It is possible to simply drain all of the water from your pool in order to protect it during a particularly cold winter period; however, draining your pool will inevitably require you to refill it. The pool holds an enormous volume of water and refilling it from empty can be an immensely costly proposition that essentially precludes this approach as an option. 1st Direct Pools also notes that this can cause cracking in the pool, leading to a greater level of hazard than this step is typically worth.

Alternatively, if you aren't able to completely drain the water, then adding an antifreeze chemical (a non-toxic version, not the type used in other home applications) can provide the necessary protection as the temperature drops.

Cover your pool and install an ice equalizer

The last thing you'll need to do to protect your pool from the winter chill is apply a covering to the water's surface. A pool cover will protect your pool water from the introduction of bacteria and debris that can occur naturally when the water surface is exposed to the air and environment around it. A pool cover will regulate the temperature of the water and help keep it from freezing overnight and evaporating throughout the day's sunlight hours; it also keeps the space darkened to prevent unwanted growth (via Dolphin Leisure).

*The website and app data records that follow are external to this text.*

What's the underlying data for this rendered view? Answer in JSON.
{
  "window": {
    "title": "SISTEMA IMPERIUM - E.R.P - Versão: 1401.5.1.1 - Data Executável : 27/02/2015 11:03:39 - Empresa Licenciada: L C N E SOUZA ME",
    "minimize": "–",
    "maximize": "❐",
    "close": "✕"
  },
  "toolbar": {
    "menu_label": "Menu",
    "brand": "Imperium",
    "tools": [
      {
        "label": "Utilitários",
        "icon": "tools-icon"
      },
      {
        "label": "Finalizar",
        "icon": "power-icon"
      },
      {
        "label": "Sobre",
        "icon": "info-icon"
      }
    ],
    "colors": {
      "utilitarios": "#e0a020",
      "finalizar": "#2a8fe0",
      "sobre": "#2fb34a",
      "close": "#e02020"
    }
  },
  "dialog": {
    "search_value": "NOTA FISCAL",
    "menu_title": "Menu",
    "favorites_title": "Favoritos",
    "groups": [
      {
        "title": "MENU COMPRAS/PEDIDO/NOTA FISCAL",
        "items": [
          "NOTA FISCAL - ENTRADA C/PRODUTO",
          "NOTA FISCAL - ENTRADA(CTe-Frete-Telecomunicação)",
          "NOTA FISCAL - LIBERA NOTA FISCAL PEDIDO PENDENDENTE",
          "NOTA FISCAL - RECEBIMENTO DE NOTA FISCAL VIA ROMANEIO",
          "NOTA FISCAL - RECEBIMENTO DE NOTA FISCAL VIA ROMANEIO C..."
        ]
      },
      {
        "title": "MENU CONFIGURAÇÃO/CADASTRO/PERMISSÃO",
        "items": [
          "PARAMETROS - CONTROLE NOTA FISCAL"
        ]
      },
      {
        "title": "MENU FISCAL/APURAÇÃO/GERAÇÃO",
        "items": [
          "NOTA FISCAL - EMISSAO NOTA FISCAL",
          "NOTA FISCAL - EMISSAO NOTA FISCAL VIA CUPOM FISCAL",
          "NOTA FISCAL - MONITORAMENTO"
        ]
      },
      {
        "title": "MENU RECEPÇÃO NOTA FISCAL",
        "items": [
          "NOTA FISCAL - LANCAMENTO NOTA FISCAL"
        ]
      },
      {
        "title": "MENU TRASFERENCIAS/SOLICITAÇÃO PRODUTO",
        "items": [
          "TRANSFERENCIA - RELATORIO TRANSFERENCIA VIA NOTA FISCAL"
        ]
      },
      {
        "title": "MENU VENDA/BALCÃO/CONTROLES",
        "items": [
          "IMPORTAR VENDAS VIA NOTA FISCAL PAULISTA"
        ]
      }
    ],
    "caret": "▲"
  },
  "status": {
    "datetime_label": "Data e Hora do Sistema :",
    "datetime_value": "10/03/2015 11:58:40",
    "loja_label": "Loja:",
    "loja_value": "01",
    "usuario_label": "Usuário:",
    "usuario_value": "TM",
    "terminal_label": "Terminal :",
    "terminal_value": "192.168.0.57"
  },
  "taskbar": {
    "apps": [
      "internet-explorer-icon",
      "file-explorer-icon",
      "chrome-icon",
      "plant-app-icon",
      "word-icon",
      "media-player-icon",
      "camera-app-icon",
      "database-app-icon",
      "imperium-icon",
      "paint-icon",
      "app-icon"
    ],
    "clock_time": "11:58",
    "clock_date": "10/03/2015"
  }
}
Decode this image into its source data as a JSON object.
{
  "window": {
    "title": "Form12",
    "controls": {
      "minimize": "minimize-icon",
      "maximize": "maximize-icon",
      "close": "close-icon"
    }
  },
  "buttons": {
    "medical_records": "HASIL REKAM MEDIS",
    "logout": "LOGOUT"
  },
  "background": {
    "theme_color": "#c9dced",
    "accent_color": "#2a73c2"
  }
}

As well as the cover for your pool's water, it's important to include an ice equalizer beneath the covering itself (via Robelle Industries). An ice equalizer acts like a pillow, lifting the cover up just slightly enough to prevent it from resting completely against the water beneath it. With the help of an ice equalizer, you can prevent the freezing and expansion that can happen during the most intense time of winter chill. This will keep the water from adding stress and pressure onto the walls and floor of your pool if the liquid does begin to freeze. These final steps will ensure that your pool remains protected throughout the winter and ready for use as soon as you want to jump in for a dip in the coming spring months.